MATERIALS PROVIDED:
....

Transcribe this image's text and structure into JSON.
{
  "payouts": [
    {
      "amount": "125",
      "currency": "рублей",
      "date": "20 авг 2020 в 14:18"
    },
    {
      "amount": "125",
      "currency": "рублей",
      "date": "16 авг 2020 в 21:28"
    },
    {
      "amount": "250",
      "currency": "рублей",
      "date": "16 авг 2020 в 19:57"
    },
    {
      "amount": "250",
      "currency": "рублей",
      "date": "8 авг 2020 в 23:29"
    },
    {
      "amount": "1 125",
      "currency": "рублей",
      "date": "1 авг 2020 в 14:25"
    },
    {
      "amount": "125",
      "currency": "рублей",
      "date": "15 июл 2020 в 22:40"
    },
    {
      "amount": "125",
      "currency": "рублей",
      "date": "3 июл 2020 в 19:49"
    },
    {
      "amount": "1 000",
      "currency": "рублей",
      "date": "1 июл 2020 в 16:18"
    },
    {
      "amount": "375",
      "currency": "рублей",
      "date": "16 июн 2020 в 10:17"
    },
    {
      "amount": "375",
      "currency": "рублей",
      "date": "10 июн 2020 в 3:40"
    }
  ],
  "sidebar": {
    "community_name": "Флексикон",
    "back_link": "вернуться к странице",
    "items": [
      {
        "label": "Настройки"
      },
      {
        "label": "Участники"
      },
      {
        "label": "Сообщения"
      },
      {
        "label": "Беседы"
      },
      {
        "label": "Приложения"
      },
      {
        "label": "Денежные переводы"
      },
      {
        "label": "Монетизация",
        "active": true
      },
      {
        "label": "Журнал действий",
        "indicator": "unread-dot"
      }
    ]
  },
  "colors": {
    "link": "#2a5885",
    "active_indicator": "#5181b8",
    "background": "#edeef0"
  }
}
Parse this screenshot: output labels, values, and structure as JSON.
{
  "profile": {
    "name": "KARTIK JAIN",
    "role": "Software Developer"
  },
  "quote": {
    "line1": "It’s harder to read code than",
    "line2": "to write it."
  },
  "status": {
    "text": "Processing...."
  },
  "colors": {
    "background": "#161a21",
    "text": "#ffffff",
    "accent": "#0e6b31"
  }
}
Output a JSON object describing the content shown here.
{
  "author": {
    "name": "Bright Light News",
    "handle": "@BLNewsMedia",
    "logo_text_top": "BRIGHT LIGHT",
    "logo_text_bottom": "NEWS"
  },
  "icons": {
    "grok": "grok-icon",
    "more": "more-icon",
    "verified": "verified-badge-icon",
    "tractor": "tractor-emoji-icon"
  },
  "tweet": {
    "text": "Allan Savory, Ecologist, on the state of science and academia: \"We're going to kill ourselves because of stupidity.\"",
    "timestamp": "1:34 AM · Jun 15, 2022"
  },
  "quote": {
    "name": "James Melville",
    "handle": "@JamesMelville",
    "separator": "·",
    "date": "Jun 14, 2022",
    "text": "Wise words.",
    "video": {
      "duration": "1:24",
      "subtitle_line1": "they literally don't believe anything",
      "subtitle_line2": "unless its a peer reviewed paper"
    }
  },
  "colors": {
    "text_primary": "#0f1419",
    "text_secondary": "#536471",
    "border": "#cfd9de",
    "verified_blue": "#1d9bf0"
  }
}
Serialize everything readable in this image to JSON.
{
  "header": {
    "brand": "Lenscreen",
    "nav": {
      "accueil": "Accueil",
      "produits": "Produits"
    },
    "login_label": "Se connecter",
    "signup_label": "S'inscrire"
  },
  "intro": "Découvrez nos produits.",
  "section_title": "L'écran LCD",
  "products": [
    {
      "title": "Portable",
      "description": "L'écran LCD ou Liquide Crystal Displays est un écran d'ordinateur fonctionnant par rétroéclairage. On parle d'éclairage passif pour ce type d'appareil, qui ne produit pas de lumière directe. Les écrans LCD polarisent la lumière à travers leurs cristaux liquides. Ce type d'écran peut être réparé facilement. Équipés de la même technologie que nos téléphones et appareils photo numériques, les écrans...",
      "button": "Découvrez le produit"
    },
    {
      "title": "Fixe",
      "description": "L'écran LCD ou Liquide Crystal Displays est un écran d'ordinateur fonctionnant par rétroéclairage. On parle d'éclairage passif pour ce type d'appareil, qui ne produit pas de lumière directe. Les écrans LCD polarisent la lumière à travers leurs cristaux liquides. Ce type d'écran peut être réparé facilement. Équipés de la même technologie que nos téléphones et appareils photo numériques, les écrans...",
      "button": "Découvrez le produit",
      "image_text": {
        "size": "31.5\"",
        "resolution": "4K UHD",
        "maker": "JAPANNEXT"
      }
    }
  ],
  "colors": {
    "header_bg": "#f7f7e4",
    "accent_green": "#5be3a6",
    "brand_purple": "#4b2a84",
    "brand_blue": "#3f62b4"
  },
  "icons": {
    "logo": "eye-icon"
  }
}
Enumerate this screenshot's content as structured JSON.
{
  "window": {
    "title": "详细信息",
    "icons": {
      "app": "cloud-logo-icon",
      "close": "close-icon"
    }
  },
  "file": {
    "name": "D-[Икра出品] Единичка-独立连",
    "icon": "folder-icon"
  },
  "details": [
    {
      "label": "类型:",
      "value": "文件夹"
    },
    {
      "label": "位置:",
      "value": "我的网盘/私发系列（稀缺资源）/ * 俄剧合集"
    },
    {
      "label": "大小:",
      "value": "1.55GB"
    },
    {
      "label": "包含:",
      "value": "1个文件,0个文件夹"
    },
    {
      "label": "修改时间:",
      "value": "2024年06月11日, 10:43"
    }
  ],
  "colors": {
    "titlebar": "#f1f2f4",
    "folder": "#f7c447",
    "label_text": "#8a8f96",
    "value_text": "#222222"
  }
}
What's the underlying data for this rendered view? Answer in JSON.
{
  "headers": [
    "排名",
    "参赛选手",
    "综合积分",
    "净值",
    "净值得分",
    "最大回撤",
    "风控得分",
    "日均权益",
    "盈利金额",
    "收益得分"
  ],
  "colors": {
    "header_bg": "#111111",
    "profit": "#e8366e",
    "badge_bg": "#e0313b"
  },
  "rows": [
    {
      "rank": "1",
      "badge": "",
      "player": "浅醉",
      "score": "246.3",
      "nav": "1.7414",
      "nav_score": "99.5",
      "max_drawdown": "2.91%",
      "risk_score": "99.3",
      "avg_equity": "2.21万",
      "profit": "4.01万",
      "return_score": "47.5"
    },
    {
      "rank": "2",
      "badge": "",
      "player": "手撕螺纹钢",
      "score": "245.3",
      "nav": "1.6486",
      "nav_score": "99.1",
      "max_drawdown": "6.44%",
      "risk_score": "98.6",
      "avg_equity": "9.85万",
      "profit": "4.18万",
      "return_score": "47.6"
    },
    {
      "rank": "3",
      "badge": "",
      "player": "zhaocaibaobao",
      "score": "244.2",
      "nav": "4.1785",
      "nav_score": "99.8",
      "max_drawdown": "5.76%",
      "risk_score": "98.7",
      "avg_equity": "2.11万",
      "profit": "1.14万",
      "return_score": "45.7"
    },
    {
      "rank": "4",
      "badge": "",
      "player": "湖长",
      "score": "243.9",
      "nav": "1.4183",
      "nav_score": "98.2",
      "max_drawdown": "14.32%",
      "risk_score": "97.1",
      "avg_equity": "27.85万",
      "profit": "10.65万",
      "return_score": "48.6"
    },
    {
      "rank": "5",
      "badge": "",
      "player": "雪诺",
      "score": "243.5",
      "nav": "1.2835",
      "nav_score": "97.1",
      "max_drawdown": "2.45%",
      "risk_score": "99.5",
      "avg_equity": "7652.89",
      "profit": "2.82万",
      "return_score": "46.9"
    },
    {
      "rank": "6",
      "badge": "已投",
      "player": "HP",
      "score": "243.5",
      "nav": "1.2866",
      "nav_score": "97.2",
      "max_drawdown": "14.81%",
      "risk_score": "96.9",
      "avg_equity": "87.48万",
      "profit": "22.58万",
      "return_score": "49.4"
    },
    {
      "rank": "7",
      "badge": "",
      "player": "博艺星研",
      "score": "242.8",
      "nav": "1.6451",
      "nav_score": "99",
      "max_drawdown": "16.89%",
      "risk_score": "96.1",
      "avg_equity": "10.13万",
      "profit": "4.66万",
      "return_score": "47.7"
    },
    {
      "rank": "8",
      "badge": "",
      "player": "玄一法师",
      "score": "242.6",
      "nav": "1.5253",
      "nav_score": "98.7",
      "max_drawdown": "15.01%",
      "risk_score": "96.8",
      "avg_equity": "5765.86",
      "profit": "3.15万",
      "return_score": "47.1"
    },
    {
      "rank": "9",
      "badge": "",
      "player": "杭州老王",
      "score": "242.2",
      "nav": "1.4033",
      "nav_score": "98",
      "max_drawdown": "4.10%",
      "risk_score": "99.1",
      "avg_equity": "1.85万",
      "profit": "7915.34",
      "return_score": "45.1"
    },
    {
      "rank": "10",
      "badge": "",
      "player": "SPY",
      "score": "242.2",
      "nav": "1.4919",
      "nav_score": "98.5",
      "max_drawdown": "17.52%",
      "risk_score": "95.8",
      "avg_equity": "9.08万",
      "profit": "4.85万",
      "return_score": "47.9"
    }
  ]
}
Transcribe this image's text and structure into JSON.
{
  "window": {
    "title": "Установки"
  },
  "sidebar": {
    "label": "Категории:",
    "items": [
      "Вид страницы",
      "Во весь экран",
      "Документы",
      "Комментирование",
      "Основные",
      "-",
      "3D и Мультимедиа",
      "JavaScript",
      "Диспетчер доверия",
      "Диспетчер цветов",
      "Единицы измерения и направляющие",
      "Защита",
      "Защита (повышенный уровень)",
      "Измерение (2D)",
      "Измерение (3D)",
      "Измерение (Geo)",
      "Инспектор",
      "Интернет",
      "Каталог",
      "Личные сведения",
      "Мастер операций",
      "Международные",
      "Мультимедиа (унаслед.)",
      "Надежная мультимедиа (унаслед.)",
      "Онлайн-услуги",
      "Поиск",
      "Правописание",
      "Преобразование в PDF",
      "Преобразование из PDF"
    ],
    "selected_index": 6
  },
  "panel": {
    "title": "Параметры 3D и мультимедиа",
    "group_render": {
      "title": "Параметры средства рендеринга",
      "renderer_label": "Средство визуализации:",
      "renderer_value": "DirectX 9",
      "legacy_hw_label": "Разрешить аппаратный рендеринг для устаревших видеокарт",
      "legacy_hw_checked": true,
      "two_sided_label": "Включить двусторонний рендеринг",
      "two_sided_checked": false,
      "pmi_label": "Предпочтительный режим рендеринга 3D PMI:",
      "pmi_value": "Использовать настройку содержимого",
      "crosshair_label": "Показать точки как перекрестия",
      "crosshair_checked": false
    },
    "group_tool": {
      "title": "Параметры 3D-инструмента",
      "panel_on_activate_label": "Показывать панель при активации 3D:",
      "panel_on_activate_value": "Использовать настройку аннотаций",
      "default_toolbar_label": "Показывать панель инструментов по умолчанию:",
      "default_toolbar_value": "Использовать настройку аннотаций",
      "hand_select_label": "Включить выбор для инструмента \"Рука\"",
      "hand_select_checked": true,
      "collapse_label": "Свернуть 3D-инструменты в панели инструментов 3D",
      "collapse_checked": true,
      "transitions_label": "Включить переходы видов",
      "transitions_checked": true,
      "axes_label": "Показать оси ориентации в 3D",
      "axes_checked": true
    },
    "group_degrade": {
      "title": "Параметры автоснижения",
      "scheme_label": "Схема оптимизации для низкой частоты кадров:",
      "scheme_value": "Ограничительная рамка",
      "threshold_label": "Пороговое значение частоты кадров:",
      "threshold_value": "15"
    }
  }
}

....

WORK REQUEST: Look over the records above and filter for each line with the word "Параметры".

SOLUTION FOR THIS TASK:
    "title": "Параметры 3D и мультимедиа",
      "title": "Параметры средства рендеринга",
      "title": "Параметры 3D-инструмента",
      "title": "Параметры автоснижения",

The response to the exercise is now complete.